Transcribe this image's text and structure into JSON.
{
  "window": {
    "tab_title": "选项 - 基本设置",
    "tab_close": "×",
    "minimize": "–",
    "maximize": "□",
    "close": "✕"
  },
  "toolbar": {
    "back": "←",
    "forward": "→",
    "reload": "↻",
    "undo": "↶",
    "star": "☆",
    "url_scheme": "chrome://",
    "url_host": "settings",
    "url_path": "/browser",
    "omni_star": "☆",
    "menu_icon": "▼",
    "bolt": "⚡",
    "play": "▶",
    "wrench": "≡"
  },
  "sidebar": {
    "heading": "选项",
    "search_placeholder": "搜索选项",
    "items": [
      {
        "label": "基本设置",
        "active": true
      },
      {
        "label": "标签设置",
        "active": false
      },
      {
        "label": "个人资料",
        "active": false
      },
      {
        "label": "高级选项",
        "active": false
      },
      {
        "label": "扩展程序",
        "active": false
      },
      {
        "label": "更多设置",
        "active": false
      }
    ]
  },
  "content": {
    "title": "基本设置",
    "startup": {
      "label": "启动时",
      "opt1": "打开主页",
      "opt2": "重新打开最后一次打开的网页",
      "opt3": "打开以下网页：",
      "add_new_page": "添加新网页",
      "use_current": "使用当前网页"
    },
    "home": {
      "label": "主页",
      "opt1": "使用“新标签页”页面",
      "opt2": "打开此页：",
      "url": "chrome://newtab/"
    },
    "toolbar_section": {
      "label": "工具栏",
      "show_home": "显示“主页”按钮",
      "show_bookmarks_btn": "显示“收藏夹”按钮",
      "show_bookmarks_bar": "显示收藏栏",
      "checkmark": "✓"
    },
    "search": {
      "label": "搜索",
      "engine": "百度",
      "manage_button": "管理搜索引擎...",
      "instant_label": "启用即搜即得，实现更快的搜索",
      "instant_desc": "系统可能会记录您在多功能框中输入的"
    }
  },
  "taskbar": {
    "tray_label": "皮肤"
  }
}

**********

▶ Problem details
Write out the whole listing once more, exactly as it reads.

▶ Answer area
Transcribe this image's text and structure into JSON.
{
  "window": {
    "tab_title": "选项 - 基本设置",
    "tab_close": "×",
    "minimize": "–",
    "maximize": "□",
    "close": "✕"
  },
  "toolbar": {
    "back": "←",
    "forward": "→",
    "reload": "↻",
    "undo": "↶",
    "star": "☆",
    "url_scheme": "chrome://",
    "url_host": "settings",
    "url_path": "/browser",
    "omni_star": "☆",
    "menu_icon": "▼",
    "bolt": "⚡",
    "play": "▶",
    "wrench": "≡"
  },
  "sidebar": {
    "heading": "选项",
    "search_placeholder": "搜索选项",
    "items": [
      {
        "label": "基本设置",
        "active": true
      },
      {
        "label": "标签设置",
        "active": false
      },
      {
        "label": "个人资料",
        "active": false
      },
      {
        "label": "高级选项",
        "active": false
      },
      {
        "label": "扩展程序",
        "active": false
      },
      {
        "label": "更多设置",
        "active": false
      }
    ]
  },
  "content": {
    "title": "基本设置",
    "startup": {
      "label": "启动时",
      "opt1": "打开主页",
      "opt2": "重新打开最后一次打开的网页",
      "opt3": "打开以下网页：",
      "add_new_page": "添加新网页",
      "use_current": "使用当前网页"
    },
    "home": {
      "label": "主页",
      "opt1": "使用“新标签页”页面",
      "opt2": "打开此页：",
      "url": "chrome://newtab/"
    },
    "toolbar_section": {
      "label": "工具栏",
      "show_home": "显示“主页”按钮",
      "show_bookmarks_btn": "显示“收藏夹”按钮",
      "show_bookmarks_bar": "显示收藏栏",
      "checkmark": "✓"
    },
    "search": {
      "label": "搜索",
      "engine": "百度",
      "manage_button": "管理搜索引擎...",
      "instant_label": "启用即搜即得，实现更快的搜索",
      "instant_desc": "系统可能会记录您在多功能框中输入的"
    }
  },
  "taskbar": {
    "tray_label": "皮肤"
  }
}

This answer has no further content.